Finishing a story gives a feeling of accomplishment. But then what? Letting others read your master work and letting them critique it? That’s quite the confrontation that requires the writer to get out of his comfort zone. In the end, others will give their thoughts on a text into which the author has poured his/her heart’s content. It is always a little bit scary. What do they like? What do they not like? You can never entirely predict how it will be conveyed.
Who to ask?
So, feedback is there to help the writer. Now how to get it. One way is to ask your friends, parents, siblings or partners to read the story and tell you what they think about it. This might work but they also tend to say it is brilliant because this is the desired response or so they may think.
The opposite is also possible, the story can be completely trashed in a bad way. Of course, a first draft needs some careful rereads and rewrites so don’t expect that it will be perfect straight away. But unpolished, unsupportive feedback can take the joy out of writing not to mention have a negative influence on your self confidence.
A solution is to join a writing group.
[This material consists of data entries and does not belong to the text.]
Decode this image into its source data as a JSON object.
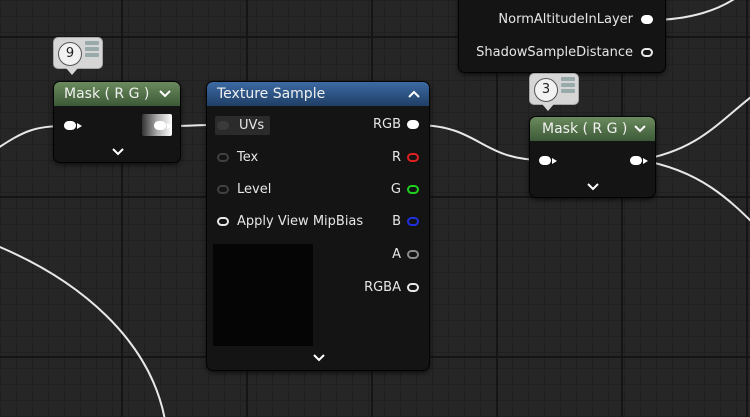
{
  "colors": {
    "mask_header": "#5a7a4f",
    "texture_header": "#2c5485",
    "node_body": "#141414",
    "pin_red": "#e02020",
    "pin_green": "#20d020",
    "pin_blue": "#2030e0"
  },
  "top_node": {
    "pins": [
      {
        "label": "NormAltitudeInLayer"
      },
      {
        "label": "ShadowSampleDistance"
      }
    ]
  },
  "mask_left": {
    "title": "Mask ( R G )",
    "comment_count": "9"
  },
  "texture_sample": {
    "title": "Texture Sample",
    "inputs": [
      {
        "label": "UVs"
      },
      {
        "label": "Tex"
      },
      {
        "label": "Level"
      },
      {
        "label": "Apply View MipBias"
      }
    ],
    "outputs": [
      {
        "label": "RGB"
      },
      {
        "label": "R"
      },
      {
        "label": "G"
      },
      {
        "label": "B"
      },
      {
        "label": "A"
      },
      {
        "label": "RGBA"
      }
    ]
  },
  "mask_right": {
    "title": "Mask ( R G )",
    "comment_count": "3"
  }
}
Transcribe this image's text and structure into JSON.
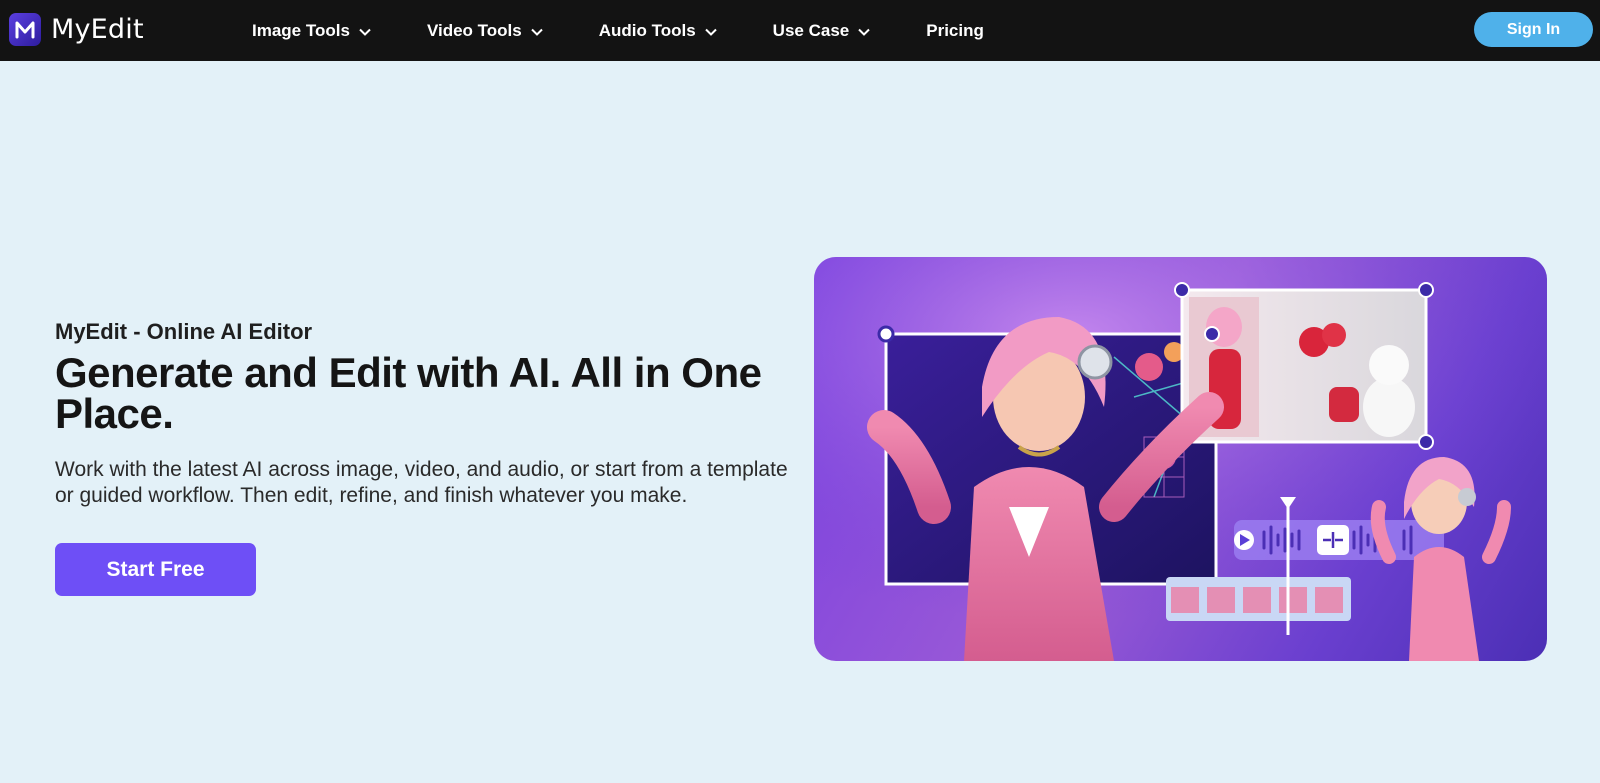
{
  "brand": {
    "name": "MyEdit",
    "logo_letter_icon": "myedit-logo-icon"
  },
  "nav": {
    "items": [
      {
        "label": "Image Tools",
        "has_dropdown": true
      },
      {
        "label": "Video Tools",
        "has_dropdown": true
      },
      {
        "label": "Audio Tools",
        "has_dropdown": true
      },
      {
        "label": "Use Case",
        "has_dropdown": true
      },
      {
        "label": "Pricing",
        "has_dropdown": false
      }
    ],
    "signin_label": "Sign In"
  },
  "hero": {
    "eyebrow": "MyEdit - Online AI Editor",
    "headline": "Generate and Edit with AI. All in One Place.",
    "subcopy": "Work with the latest AI across image, video, and audio, or start from a template or guided workflow. Then edit, refine, and finish whatever you make.",
    "cta_label": "Start Free"
  },
  "colors": {
    "nav_bg": "#131313",
    "page_bg": "#e3f1f8",
    "signin_bg": "#4fb1ea",
    "cta_bg": "#6e4ff6",
    "art_purple": "#7b3fe0"
  }
}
There are several online groups and there are also groups that meet up every while to discuss each others’ submissions. The plus point of having stories critiqued by other writers is that they are writers. This doesn’t mean that they always know how to critique well – giving feedback is an art all by itself. But they do know what it’s like to be given feedback and can explain better what it is that doesn’t seem to work properly in a story.
Another plus point of joining a writing or critiquing group is that, as a writer, you will also learn how to give feedback to others. This makes the process of receiving feedback easier, and it improves your own writing.
Keep in mind
Whether asking your sister, your partner or the members of the writing group you’ve joined – most importantly, you must feel at ease with the people you ask feedback from. It will be confronting and sometimes, it will be more than you wished it to be. But keep in mind that the critique you are given, is given to help you improve and grow as a writer – giving you new ideas to think about and work with. Don’t let it affect the joy of writing – instead, learn from it.